Is it just Aberdeenshire?
- No. Across the UK, Ofcom reckons that 5% of homes and offices – a total of 1.4 million premises – cannot receive the minimum standard of 10MB broadband. In Aberdeenshire more than 10% of premises struggle with broadband speeds below 2MB – one fifth of the recommended minimum.
What's the problem?
- In the midst of the hype around the launch of the Digital Scotland Superfast Broadband programme, there was a lot of emphasis on bringing superfast broadband to rural communities, that might not otherwise be served on purely commercial terms.
- The expectation was that the £157 million of public money being poured into the scheme was to "level the playing field" and ensure that those of us who live outside the main towns would also have access to superfast broadband.
- We waited to see the trucks with optical fibre cable rolling out across the country to deliver fibre broadband to connection boxes close to communities or groups of houses.
- It now transpires there was never any intention to replace the copper cable local network with fibre. As such – and knowing that beyond 1,200 metres from the fibre connection that the copper-cable losses would negate the fibre benefit – it must have been known that there was little chance of the programme providing superfast broadband to rural communities.
- Our house is about 2km from the fibre connection box located outside the exchange in the Aberdeenshire town of Kintore. Our line, upgraded as part of the DSSB programme, is no faster than it was before as an 'exchange only' line directly connected to the exchange.
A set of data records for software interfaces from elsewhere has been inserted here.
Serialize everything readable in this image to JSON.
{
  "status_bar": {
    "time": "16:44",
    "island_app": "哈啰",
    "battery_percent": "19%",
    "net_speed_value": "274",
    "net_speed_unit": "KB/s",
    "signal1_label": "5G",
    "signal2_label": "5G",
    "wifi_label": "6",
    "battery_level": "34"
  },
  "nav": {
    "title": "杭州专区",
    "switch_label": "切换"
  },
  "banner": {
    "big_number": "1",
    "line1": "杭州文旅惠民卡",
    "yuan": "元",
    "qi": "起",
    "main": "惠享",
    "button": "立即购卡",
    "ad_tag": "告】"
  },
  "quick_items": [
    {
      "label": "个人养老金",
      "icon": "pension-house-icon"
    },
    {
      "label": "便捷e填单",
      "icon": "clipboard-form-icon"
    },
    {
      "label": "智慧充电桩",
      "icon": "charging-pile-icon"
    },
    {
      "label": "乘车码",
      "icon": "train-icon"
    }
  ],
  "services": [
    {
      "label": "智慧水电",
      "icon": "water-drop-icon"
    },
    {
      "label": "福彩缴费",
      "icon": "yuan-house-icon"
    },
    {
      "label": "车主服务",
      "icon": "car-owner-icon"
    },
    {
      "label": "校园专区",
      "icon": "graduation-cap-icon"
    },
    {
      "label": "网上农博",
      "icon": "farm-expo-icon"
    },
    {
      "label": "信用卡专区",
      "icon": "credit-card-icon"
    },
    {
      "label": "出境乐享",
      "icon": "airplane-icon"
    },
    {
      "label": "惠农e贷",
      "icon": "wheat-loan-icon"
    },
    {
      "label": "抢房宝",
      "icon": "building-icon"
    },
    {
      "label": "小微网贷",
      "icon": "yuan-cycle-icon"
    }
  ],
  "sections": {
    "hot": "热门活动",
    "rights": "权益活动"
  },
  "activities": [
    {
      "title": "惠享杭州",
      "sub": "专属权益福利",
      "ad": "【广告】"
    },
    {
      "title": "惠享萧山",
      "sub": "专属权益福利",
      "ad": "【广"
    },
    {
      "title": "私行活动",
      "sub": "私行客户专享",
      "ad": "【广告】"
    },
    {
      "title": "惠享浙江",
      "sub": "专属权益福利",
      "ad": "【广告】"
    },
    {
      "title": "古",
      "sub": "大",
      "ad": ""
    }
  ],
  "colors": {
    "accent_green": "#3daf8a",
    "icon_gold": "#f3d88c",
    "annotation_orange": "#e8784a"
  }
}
- On a good day, our best speed is 5MB download – half the recommended minimum speed for UK households. Just over a kilometre away, in Kintore, householders are enjoying speeds ten times faster up to 70MB. Nearby, some of our neighbours get 0.5MB – 140 times slower than the speeds just over a mile away in Kintore.
- The reality of the Digital Scotland Superfast Broadband programme is that the "digital divide" between urban and rural subscribers has not been narrowed, as promised. In fact it has widened.
What happens now?
- There is assistance, in the form of subsidised satellite broadband, for those whose broadband service is not capable of delivering 2MB. But, for those of us between 2MB and 5MB there appears to be no help and little sympathy from the authorities.
- In our particular case we enquired about a Fibre Partnership. That's where householders get together and carry out much of the leg work (getting approval for wayleaves and other local permissions) and cost for contractors, while the operator provides expertise. We were turned down because our area is being considered for an enhanced scheme, which means we may get better broadband... possibly... some time... some speed... No-one can tell us.
10Mb Universal Service Obligation may cost users
- BT has said it will take on the challenge to deliver the government's 10Mb Universal Service Obligation (USO), meaning that all properties in Britain should be offered at least a 10Mb broadband service by 2020. This is still less than half the speed of "superfast" broadband.
- What has not been made clear, is whether the property owners will have to fund the infrastructure to deliver the USO broadband. BT have refused to be drawn on the subject. But, some authorities on the subject have suggested that the cost of delivering the USO broadband could amount to thousands of pounds for some properties.